3. Make sure your special committee is independent, informed and “well-functioning”

Establishing an independent special committee to evaluate a deal is a great start, but in order to withstand scrutiny, the committee should also be informed and “well-functioning.” Courts have found that restrictions placed on a special committee may interfere with its ability to be informed and well-functioning.

For example, if a committee is set up to evaluate a proposed transaction, the resolution creating the committee should also empower the committee to negotiate or investigate alternative transactions. To determine the actual effectiveness of the special committee, courts also may examine the substance of the deal, including how the deal was valued and the scrutiny by the board of any valuations and the methodologies used. As such, it is recommended that committees not be restrained in their mandate. It also is imperative that the committee is free from the perception of conflict, that there are no limitations on the functioning of the committee and that they have the resources necessary to fulfill their mandate.

4. Carefully evaluate the types of disclosures previously subjected to litigation                                                                                                                 

Claimed inadequate disclosures are at the heart of most M&A shareholder suits. Indeed, most cases ultimately resolve without monetary payments to shareholders in exchange for enhanced disclosures. A recent study by NERA Economic Consulting found that in 87 percent of M&A shareholder cases, plaintiffs’ lawyers are the only ones who were paid any money, while the shareholders in those cases received only enhanced disclosures or modifications of non-monetary deal terms. There is no checklist of disclosures that, if made in a certain manner, will eliminate the risk of litigation.

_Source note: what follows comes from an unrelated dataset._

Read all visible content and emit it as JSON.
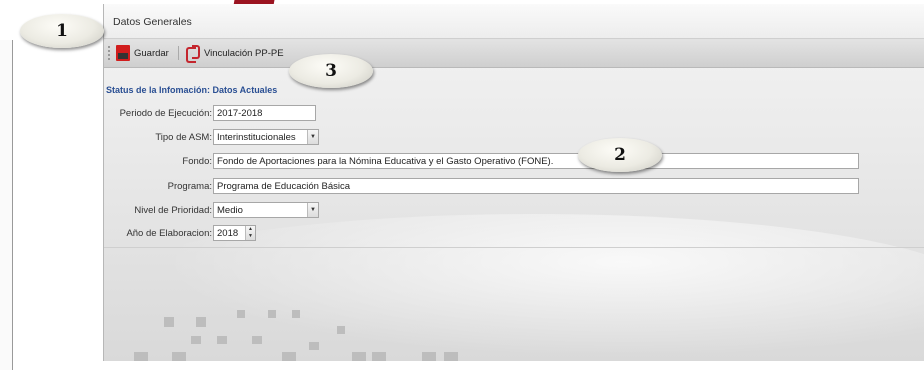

However, prior cases and settlements can serve as a guide to the types and scope of disclosures that companies should consider, including, but not limited to:

  • Existing management projections of free cash flow
  • Non-standard financial analysis
  • Fee arrangements
  • The assumptions underlying the valuation analyses, including the basis for comparables, excluded comparables, data for specific comparables and the assumptions underlying discounted cash flow premiums
  • Summaries of revised or updated presentations made to the Board regarding valuations or other analyses
  • Large shareholder demands for premiums on holdings above and beyond that delivered to other shareholders, whether or not those demands were rejected
  • Discussions regarding post-merger employment agreements for management prior to the signing of the merger agreement

Counsel should analyze previously litigated disclosures and consider modeling disclosures based on the enhanced disclosures approved by the court in prior cases. While no court has yet ruled that modeling disclosures on previously accepted enhanced disclosures made by other companies is dispositive, an argument could be made that court approval of disclosure only settlements is a finding of the adequacy of the disclosures, because, in theory, a court could not approve a disclosure-only settlement that includes inadequate disclosures. In any event, using previously enhanced disclosures as models for your next deal, will make it harder for plaintiffs to plead that material information was not disclosed.


Instead of simply pricing the cost of litigation into deals as a form of deal tax, companies should also be proactive in neutralizing the shareholder plaintiffs’ lawyers’ playbook. While there are many considerations beyond those mentioned above that must be taken into account when structuring, evaluating and closing a deal, following these steps could minimize the risk of litigation and reduce the cost of lawsuits that are filed.